The shuttle Endeavour launched into space this morning with much fanfare. Behind the scenes, however, securing the shuttle, crew and the entire NASA operation, is not an easy task, yet it's done with much skill and grace under pressure.
I recently traveled to Orlando, Fla. for a preview of the ASIS International conference that will be held in September. One of the tours we took was a behind-the-scenes look at security at Kennedy Space Center.
Mark Borsi is security director of the NASA protective services branch, and as such, he has the unique job of securing the shuttle and the 144,000 acres of property at Kennedy Space Center, which is also an island wildlife refuge. Borsi has a team of specialized agents, in addition to about 150 uniformed security police officers, an emergency management team and its own fire department.
Borsi partners with many public entities, including the FBI, Joint Terrorism Task Force, Air Force, Coast Guard and the local law enforcement.
Partnering with so many public agencies is critical to securing NASA, yet Borisi is quick to point out that he and his team is prepared to deal with any type of security situation. "Keep in mind emergency response is 30 or 40 minutes away,” he said.
Borsi outlined how security at NASA changes three days out from a shuttle launch. First, uniformed officers begin working 12 hour shifts, setting up barriers, closing down perimeter gates and clearing the air zones and water access three miles out. Nothing is left to chance. “We plan not only 'A', 'B', and 'C' but well into 'D' and 'E', and we practice those plans,” Borsi said. K9 police dogs begin searching the property as well. Helicopters and Fighter Pilots from the Air Force clear the airspace. And the astronauts themselves are given 24/7 protection. Borisi and his team secure each area of the property, launch control and the shuttle itself using an elaborate check list.

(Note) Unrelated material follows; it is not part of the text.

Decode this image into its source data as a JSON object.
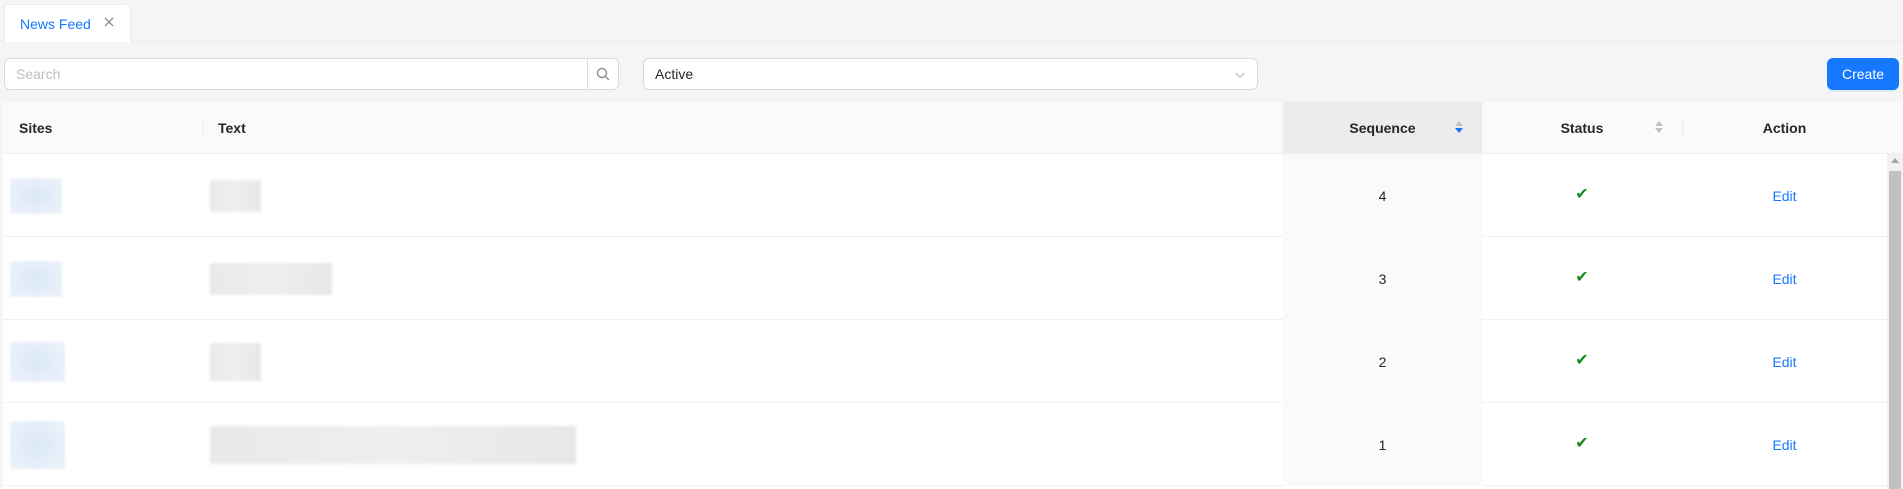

On launch day, when crowd numbers can reach 500,000 people on the roads surrounding NASA, Borisi's challenge is crowd and traffic control. He and his staff work closely with local law enforcement to keep people safe and to quickly and safely move them out after the launch is complete. "People come here gradually before the launch, but they all want to leave at the same time," Borsi said.